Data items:
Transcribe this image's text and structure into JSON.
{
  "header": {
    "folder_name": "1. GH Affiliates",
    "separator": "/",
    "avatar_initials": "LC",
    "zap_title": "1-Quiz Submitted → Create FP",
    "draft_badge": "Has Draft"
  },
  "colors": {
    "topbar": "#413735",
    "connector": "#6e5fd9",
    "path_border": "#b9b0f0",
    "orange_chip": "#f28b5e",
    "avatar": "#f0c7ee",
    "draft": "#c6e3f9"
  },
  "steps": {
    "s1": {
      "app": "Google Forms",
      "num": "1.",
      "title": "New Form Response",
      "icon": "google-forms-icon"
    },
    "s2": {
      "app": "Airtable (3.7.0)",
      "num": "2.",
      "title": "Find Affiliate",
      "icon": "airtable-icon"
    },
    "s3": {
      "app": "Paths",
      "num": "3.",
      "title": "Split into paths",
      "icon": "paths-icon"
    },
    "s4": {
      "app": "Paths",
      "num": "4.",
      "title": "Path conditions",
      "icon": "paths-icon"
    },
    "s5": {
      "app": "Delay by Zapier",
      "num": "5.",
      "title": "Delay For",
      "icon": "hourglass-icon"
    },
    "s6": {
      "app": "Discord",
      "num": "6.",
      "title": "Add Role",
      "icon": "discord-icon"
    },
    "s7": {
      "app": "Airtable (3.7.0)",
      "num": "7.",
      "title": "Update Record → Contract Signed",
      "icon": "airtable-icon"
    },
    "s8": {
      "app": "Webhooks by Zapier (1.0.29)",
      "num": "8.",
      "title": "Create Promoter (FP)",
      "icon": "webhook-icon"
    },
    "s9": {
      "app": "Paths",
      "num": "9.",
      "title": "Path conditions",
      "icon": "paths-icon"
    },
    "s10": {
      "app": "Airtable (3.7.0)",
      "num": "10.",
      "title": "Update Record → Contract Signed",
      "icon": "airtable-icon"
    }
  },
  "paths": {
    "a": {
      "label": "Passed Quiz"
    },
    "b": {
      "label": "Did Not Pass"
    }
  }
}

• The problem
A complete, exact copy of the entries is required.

• Final answer
Transcribe this image's text and structure into JSON.
{
  "header": {
    "folder_name": "1. GH Affiliates",
    "separator": "/",
    "avatar_initials": "LC",
    "zap_title": "1-Quiz Submitted → Create FP",
    "draft_badge": "Has Draft"
  },
  "colors": {
    "topbar": "#413735",
    "connector": "#6e5fd9",
    "path_border": "#b9b0f0",
    "orange_chip": "#f28b5e",
    "avatar": "#f0c7ee",
    "draft": "#c6e3f9"
  },
  "steps": {
    "s1": {
      "app": "Google Forms",
      "num": "1.",
      "title": "New Form Response",
      "icon": "google-forms-icon"
    },
    "s2": {
      "app": "Airtable (3.7.0)",
      "num": "2.",
      "title": "Find Affiliate",
      "icon": "airtable-icon"
    },
    "s3": {
      "app": "Paths",
      "num": "3.",
      "title": "Split into paths",
      "icon": "paths-icon"
    },
    "s4": {
      "app": "Paths",
      "num": "4.",
      "title": "Path conditions",
      "icon": "paths-icon"
    },
    "s5": {
      "app": "Delay by Zapier",
      "num": "5.",
      "title": "Delay For",
      "icon": "hourglass-icon"
    },
    "s6": {
      "app": "Discord",
      "num": "6.",
      "title": "Add Role",
      "icon": "discord-icon"
    },
    "s7": {
      "app": "Airtable (3.7.0)",
      "num": "7.",
      "title": "Update Record → Contract Signed",
      "icon": "airtable-icon"
    },
    "s8": {
      "app": "Webhooks by Zapier (1.0.29)",
      "num": "8.",
      "title": "Create Promoter (FP)",
      "icon": "webhook-icon"
    },
    "s9": {
      "app": "Paths",
      "num": "9.",
      "title": "Path conditions",
      "icon": "paths-icon"
    },
    "s10": {
      "app": "Airtable (3.7.0)",
      "num": "10.",
      "title": "Update Record → Contract Signed",
      "icon": "airtable-icon"
    }
  },
  "paths": {
    "a": {
      "label": "Passed Quiz"
    },
    "b": {
      "label": "Did Not Pass"
    }
  }
}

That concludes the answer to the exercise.